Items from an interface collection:
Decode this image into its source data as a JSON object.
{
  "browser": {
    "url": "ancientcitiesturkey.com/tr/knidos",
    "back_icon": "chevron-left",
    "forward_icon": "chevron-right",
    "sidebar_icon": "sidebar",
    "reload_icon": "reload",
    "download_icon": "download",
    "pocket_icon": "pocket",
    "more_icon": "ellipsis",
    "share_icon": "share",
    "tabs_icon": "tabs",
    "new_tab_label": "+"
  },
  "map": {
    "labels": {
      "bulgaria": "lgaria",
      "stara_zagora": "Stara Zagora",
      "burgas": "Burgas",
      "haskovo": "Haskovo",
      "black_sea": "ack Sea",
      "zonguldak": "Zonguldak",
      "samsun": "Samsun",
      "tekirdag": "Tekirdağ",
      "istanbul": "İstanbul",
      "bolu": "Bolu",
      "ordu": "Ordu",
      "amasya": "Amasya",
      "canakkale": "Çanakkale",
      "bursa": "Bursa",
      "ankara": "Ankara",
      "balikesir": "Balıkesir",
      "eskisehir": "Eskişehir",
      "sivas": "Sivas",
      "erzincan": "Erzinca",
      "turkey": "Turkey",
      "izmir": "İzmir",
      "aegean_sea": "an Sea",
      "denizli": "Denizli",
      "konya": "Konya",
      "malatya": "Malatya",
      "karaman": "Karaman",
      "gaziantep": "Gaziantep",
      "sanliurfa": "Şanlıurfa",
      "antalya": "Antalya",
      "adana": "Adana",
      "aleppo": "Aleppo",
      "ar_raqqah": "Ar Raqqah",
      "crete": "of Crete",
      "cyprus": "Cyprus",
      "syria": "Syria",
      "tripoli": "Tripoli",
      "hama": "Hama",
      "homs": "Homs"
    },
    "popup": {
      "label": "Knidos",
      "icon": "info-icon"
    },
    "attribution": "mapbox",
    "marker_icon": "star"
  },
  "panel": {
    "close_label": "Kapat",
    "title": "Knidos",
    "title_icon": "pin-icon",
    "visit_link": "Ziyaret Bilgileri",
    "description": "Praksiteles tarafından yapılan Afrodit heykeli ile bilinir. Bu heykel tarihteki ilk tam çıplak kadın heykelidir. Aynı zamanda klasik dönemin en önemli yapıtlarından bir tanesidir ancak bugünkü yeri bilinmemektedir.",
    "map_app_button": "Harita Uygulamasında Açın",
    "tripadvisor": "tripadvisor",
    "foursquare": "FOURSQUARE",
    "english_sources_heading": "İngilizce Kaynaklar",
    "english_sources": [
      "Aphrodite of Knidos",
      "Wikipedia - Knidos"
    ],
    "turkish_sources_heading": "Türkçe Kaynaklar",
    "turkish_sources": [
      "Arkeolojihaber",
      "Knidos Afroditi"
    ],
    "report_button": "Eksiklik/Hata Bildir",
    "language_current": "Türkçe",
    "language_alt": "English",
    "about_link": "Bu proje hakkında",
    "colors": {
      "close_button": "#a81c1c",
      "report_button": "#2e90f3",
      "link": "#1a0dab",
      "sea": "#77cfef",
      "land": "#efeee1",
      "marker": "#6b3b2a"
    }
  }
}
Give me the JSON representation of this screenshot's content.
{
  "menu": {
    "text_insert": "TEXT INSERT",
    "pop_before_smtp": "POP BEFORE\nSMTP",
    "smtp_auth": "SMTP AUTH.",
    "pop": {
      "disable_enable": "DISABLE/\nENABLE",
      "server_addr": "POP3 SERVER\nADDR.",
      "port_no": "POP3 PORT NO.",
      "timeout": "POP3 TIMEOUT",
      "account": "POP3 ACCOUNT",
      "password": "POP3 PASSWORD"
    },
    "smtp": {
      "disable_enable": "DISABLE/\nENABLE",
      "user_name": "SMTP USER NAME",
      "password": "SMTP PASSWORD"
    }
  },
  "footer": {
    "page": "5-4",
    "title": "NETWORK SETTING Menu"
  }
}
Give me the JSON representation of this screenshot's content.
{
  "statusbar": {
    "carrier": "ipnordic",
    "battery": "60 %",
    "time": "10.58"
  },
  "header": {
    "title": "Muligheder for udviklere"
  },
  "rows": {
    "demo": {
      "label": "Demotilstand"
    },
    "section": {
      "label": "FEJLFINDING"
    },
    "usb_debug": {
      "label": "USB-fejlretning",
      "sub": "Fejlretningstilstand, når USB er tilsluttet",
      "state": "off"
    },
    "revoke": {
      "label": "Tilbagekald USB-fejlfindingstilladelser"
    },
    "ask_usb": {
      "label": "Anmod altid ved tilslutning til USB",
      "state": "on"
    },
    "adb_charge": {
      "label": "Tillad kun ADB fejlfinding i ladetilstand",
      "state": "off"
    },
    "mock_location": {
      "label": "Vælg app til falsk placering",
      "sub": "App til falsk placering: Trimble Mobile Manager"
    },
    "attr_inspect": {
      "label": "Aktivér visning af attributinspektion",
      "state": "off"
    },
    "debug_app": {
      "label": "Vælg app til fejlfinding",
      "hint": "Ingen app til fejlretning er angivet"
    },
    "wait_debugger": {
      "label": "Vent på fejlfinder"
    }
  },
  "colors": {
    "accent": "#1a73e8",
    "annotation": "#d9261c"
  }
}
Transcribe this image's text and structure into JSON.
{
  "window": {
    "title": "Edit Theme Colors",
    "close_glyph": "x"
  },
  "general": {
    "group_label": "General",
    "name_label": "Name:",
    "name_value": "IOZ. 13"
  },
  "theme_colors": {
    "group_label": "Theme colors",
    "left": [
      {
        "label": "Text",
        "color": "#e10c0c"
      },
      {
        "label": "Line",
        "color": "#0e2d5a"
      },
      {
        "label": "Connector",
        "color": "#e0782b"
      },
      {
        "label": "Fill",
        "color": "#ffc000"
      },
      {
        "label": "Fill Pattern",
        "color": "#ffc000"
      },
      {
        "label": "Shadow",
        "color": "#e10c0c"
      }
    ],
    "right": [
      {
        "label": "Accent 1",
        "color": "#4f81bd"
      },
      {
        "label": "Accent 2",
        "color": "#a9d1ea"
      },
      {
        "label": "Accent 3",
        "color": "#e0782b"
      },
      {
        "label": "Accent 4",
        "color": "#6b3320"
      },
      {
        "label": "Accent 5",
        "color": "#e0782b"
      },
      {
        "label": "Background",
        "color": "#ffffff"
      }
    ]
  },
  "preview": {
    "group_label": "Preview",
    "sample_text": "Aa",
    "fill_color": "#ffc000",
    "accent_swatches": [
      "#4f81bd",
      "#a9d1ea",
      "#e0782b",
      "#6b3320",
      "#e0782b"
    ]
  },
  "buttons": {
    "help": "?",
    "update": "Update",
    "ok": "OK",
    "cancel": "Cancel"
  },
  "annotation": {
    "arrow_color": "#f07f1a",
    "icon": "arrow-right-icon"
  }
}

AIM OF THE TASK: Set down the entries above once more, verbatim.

ANSWER BOX:
Decode this image into its source data as a JSON object.
{
  "browser": {
    "url": "ancientcitiesturkey.com/tr/knidos",
    "back_icon": "chevron-left",
    "forward_icon": "chevron-right",
    "sidebar_icon": "sidebar",
    "reload_icon": "reload",
    "download_icon": "download",
    "pocket_icon": "pocket",
    "more_icon": "ellipsis",
    "share_icon": "share",
    "tabs_icon": "tabs",
    "new_tab_label": "+"
  },
  "map": {
    "labels": {
      "bulgaria": "lgaria",
      "stara_zagora": "Stara Zagora",
      "burgas": "Burgas",
      "haskovo": "Haskovo",
      "black_sea": "ack Sea",
      "zonguldak": "Zonguldak",
      "samsun": "Samsun",
      "tekirdag": "Tekirdağ",
      "istanbul": "İstanbul",
      "bolu": "Bolu",
      "ordu": "Ordu",
      "amasya": "Amasya",
      "canakkale": "Çanakkale",
      "bursa": "Bursa",
      "ankara": "Ankara",
      "balikesir": "Balıkesir",
      "eskisehir": "Eskişehir",
      "sivas": "Sivas",
      "erzincan": "Erzinca",
      "turkey": "Turkey",
      "izmir": "İzmir",
      "aegean_sea": "an Sea",
      "denizli": "Denizli",
      "konya": "Konya",
      "malatya": "Malatya",
      "karaman": "Karaman",
      "gaziantep": "Gaziantep",
      "sanliurfa": "Şanlıurfa",
      "antalya": "Antalya",
      "adana": "Adana",
      "aleppo": "Aleppo",
      "ar_raqqah": "Ar Raqqah",
      "crete": "of Crete",
      "cyprus": "Cyprus",
      "syria": "Syria",
      "tripoli": "Tripoli",
      "hama": "Hama",
      "homs": "Homs"
    },
    "popup": {
      "label": "Knidos",
      "icon": "info-icon"
    },
    "attribution": "mapbox",
    "marker_icon": "star"
  },
  "panel": {
    "close_label": "Kapat",
    "title": "Knidos",
    "title_icon": "pin-icon",
    "visit_link": "Ziyaret Bilgileri",
    "description": "Praksiteles tarafından yapılan Afrodit heykeli ile bilinir. Bu heykel tarihteki ilk tam çıplak kadın heykelidir. Aynı zamanda klasik dönemin en önemli yapıtlarından bir tanesidir ancak bugünkü yeri bilinmemektedir.",
    "map_app_button": "Harita Uygulamasında Açın",
    "tripadvisor": "tripadvisor",
    "foursquare": "FOURSQUARE",
    "english_sources_heading": "İngilizce Kaynaklar",
    "english_sources": [
      "Aphrodite of Knidos",
      "Wikipedia - Knidos"
    ],
    "turkish_sources_heading": "Türkçe Kaynaklar",
    "turkish_sources": [
      "Arkeolojihaber",
      "Knidos Afroditi"
    ],
    "report_button": "Eksiklik/Hata Bildir",
    "language_current": "Türkçe",
    "language_alt": "English",
    "about_link": "Bu proje hakkında",
    "colors": {
      "close_button": "#a81c1c",
      "report_button": "#2e90f3",
      "link": "#1a0dab",
      "sea": "#77cfef",
      "land": "#efeee1",
      "marker": "#6b3b2a"
    }
  }
}
Give me the JSON representation of this screenshot's content.
{
  "menu": {
    "text_insert": "TEXT INSERT",
    "pop_before_smtp": "POP BEFORE\nSMTP",
    "smtp_auth": "SMTP AUTH.",
    "pop": {
      "disable_enable": "DISABLE/\nENABLE",
      "server_addr": "POP3 SERVER\nADDR.",
      "port_no": "POP3 PORT NO.",
      "timeout": "POP3 TIMEOUT",
      "account": "POP3 ACCOUNT",
      "password": "POP3 PASSWORD"
    },
    "smtp": {
      "disable_enable": "DISABLE/\nENABLE",
      "user_name": "SMTP USER NAME",
      "password": "SMTP PASSWORD"
    }
  },
  "footer": {
    "page": "5-4",
    "title": "NETWORK SETTING Menu"
  }
}
Give me the JSON representation of this screenshot's content.
{
  "statusbar": {
    "carrier": "ipnordic",
    "battery": "60 %",
    "time": "10.58"
  },
  "header": {
    "title": "Muligheder for udviklere"
  },
  "rows": {
    "demo": {
      "label": "Demotilstand"
    },
    "section": {
      "label": "FEJLFINDING"
    },
    "usb_debug": {
      "label": "USB-fejlretning",
      "sub": "Fejlretningstilstand, når USB er tilsluttet",
      "state": "off"
    },
    "revoke": {
      "label": "Tilbagekald USB-fejlfindingstilladelser"
    },
    "ask_usb": {
      "label": "Anmod altid ved tilslutning til USB",
      "state": "on"
    },
    "adb_charge": {
      "label": "Tillad kun ADB fejlfinding i ladetilstand",
      "state": "off"
    },
    "mock_location": {
      "label": "Vælg app til falsk placering",
      "sub": "App til falsk placering: Trimble Mobile Manager"
    },
    "attr_inspect": {
      "label": "Aktivér visning af attributinspektion",
      "state": "off"
    },
    "debug_app": {
      "label": "Vælg app til fejlfinding",
      "hint": "Ingen app til fejlretning er angivet"
    },
    "wait_debugger": {
      "label": "Vent på fejlfinder"
    }
  },
  "colors": {
    "accent": "#1a73e8",
    "annotation": "#d9261c"
  }
}
Transcribe this image's text and structure into JSON.
{
  "window": {
    "title": "Edit Theme Colors",
    "close_glyph": "x"
  },
  "general": {
    "group_label": "General",
    "name_label": "Name:",
    "name_value": "IOZ. 13"
  },
  "theme_colors": {
    "group_label": "Theme colors",
    "left": [
      {
        "label": "Text",
        "color": "#e10c0c"
      },
      {
        "label": "Line",
        "color": "#0e2d5a"
      },
      {
        "label": "Connector",
        "color": "#e0782b"
      },
      {
        "label": "Fill",
        "color": "#ffc000"
      },
      {
        "label": "Fill Pattern",
        "color": "#ffc000"
      },
      {
        "label": "Shadow",
        "color": "#e10c0c"
      }
    ],
    "right": [
      {
        "label": "Accent 1",
        "color": "#4f81bd"
      },
      {
        "label": "Accent 2",
        "color": "#a9d1ea"
      },
      {
        "label": "Accent 3",
        "color": "#e0782b"
      },
      {
        "label": "Accent 4",
        "color": "#6b3320"
      },
      {
        "label": "Accent 5",
        "color": "#e0782b"
      },
      {
        "label": "Background",
        "color": "#ffffff"
      }
    ]
  },
  "preview": {
    "group_label": "Preview",
    "sample_text": "Aa",
    "fill_color": "#ffc000",
    "accent_swatches": [
      "#4f81bd",
      "#a9d1ea",
      "#e0782b",
      "#6b3320",
      "#e0782b"
    ]
  },
  "buttons": {
    "help": "?",
    "update": "Update",
    "ok": "OK",
    "cancel": "Cancel"
  },
  "annotation": {
    "arrow_color": "#f07f1a",
    "icon": "arrow-right-icon"
  }
}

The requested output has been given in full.